He’s being shunned, put under God’s judgment, discarded by the highest religious authorities on earth. In a real sense, the story could end there — with the man born blind’s excommunication from the synagogue.
The Pharisees had made their ruling — he was steeped in sin at birth, was unapologetically lecturing these men of God, and deserved the harshest punishment short of stoning! But at least he had his sight!
I wonder what was going through his mind as he is alone, kicked out of the synagogue, thrown out with words of judgment and rejection. I wonder if his new eyes could only look in one direction — down.
And then Jesus came. I wonder who told Jesus about the man’s excommunication. And I wonder if they also might have become a follower of Jesus after the event.
At any rate, we read those precious words, “and when he found him.” Jesus is looking for people. He is seeking the least, the last, and the lost. Here He looks for and finds the outcast, the heretic who called Jesus a prophet and the One whose prayer God heard. He finds him. Jesus took the time to seek this man out and to engage him in an eternity-changing conversation.
If I had been Jesus, I might have said things like, “I’m really sorry for all the trouble my healing you has caused. I should have known that doing that on the Sabbath would have gotten you — and me — in trouble! How’s the vision, by the way?”

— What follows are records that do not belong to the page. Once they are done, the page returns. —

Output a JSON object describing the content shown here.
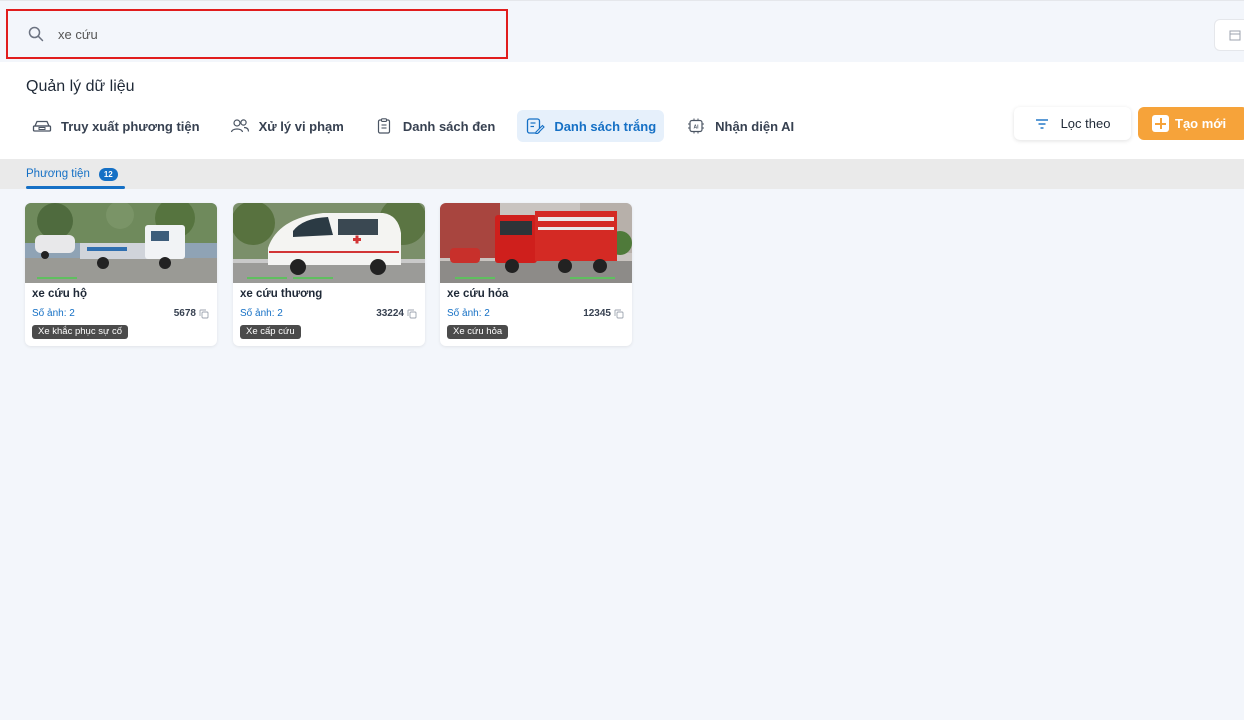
{
  "search": {
    "value": "xe cứu",
    "placeholder": ""
  },
  "page": {
    "title": "Quản lý dữ liệu"
  },
  "tabs": [
    {
      "label": "Truy xuất phương tiện",
      "icon": "car-icon",
      "active": false
    },
    {
      "label": "Xử lý vi phạm",
      "icon": "users-icon",
      "active": false
    },
    {
      "label": "Danh sách đen",
      "icon": "clipboard-icon",
      "active": false
    },
    {
      "label": "Danh sách trắng",
      "icon": "list-edit-icon",
      "active": true
    },
    {
      "label": "Nhận diện AI",
      "icon": "ai-chip-icon",
      "active": false
    }
  ],
  "actions": {
    "filter_label": "Lọc theo",
    "create_label": "Tạo mới"
  },
  "subtab": {
    "label": "Phương tiện",
    "count": "12"
  },
  "cards": [
    {
      "name": "xe cứu hộ",
      "images": "Số ảnh: 2",
      "number": "5678",
      "tag": "Xe khắc phục sự cố"
    },
    {
      "name": "xe cứu thương",
      "images": "Số ảnh: 2",
      "number": "33224",
      "tag": "Xe cấp cứu"
    },
    {
      "name": "xe cứu hỏa",
      "images": "Số ảnh: 2",
      "number": "12345",
      "tag": "Xe cứu hỏa"
    }
  ],
  "colors": {
    "accent": "#1570c5",
    "create": "#f6a33a",
    "highlight": "#e11d1d"
  }
}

That’s not what Jesus says. In fact, He simply asks the man a question: “Do you believe in the Son of Man?” John’s gospel, the “gospel of belief” as one commentator labels it, emphasizes the more important issue. What others deem critical and vital Jesus ignores. He goes directly to the most vital question: “Do you believe in the Son of Man?” (to be continued)